We agree to take ambitious steps to reach the goals of the Paris Agreement. We will work closely together to promote a just green transition of our societies by sharing our experiences, solutions and know-how. In particular, our cooperation to advance onshore and offshore wind energy in the Baltic Sea is of key importance, also as a means of addressing energy security. Internationally, we will engage in strong climate and energy diplomacy to promote a just global green transition, phase out coal and to push the world’s biggest economies to make sustainable changes and advocate for adherence to the highest international standards of nuclear safety and environmental protection in third countries. We will improve the sustainable development of farming, food and rural areas and bolster environmental care. At the same time, we will serve as an example, showing that an ambitious green transition is achievable, while simultaneously creating jobs and economic growth.

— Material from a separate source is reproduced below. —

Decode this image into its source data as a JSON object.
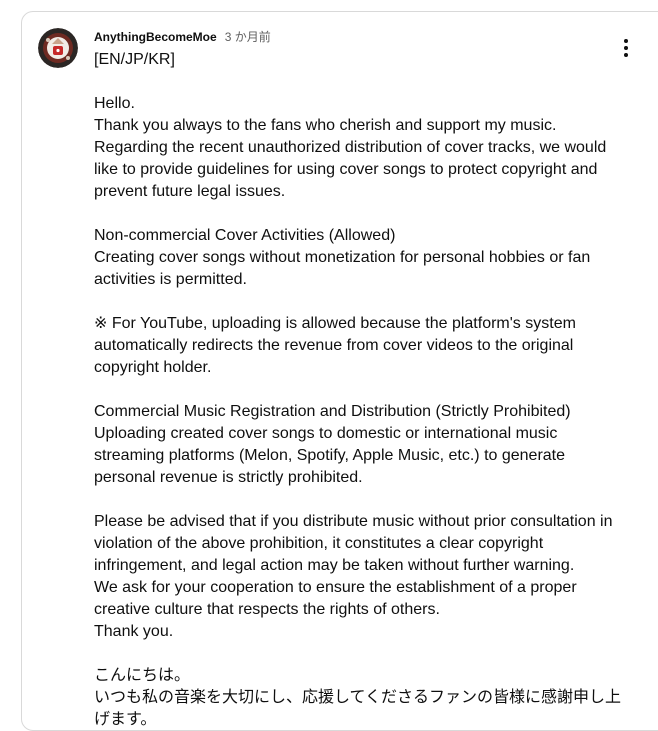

One of our biggest current challenges is to secure an economic recovery from COVID-19. We are committed to use the European Recovery and Resilience Facility to ensure a strong and socially balanced economic recovery, fostering job-creation and advancing the green and digital transition of our societies. This is also a unique opportunity for increased mutually beneficial commercial cooperation. In this regard, we also underline the need to ensure strict implementation, enforcement and strengthening of the Single Market rules as well as working expeditiously on removing existing barriers and addressing vulnerabilities shown by COVID-19. Strengthened cooperation within higher education and research should also act as a catalyst in reaching the twin ambitions of green and digital transition, with a focus on the European economic recovery, innovation, competitiveness and opening up of data. Building on the core principle of excellence, we are committed to enhance our collective efforts within higher education and research to reach our common goals. 

We are committed to building a future with responsible, democratic and secure technology in Europe and globally. Through innovative and responsible technological solutions, we can improve the lives of our people and strengthen our societies and economies. Responsible technology will be crucial if we are to solve some of the greatest challenges of the 21st century such as climate change and fair terms for markets and employment. At the same time, we recognise that technology also entails risks that require our attention, including cyberattacks, disinformation and authoritarian surveillance. We will continue to work together in the EU with all Member States to tackle the COVID-19 pandemic, including through cooperation on accelerated production of vaccines as a means to overcome the health crisis and to ensure the return to normal life for our citizens.  

We will continue to support the strong cultural ties between our countries and our people. The Danish Cultural Institute opened the first international cultural institute in the Baltic States in Riga in 1990. This happened already during the Baltic struggle to regain independence and before formal diplomatic ties could be reestablished. Still today, the Danish Cultural Institute promotes important cultural exchange and people-to-people contacts.  We encourage our citizens to participate in the many cultural activities in Kaunas as the city becomes European Capital of Culture in 2022.   

In achieving the goals outlined above, we will make use of our multifaceted cooperation – bilaterally, through regional cooperation formats, including Nordic-Baltic cooperation and the Council of the Baltic Sea States, and through relevant multilateral fora. As small states, we acknowledge that we can best promote our common values and safeguard our interests through strong cooperation in multilateral institutions. Therefore, our collaboration within the EU, NATO, UN and other organisations will continue to be the cornerstones of our cooperation.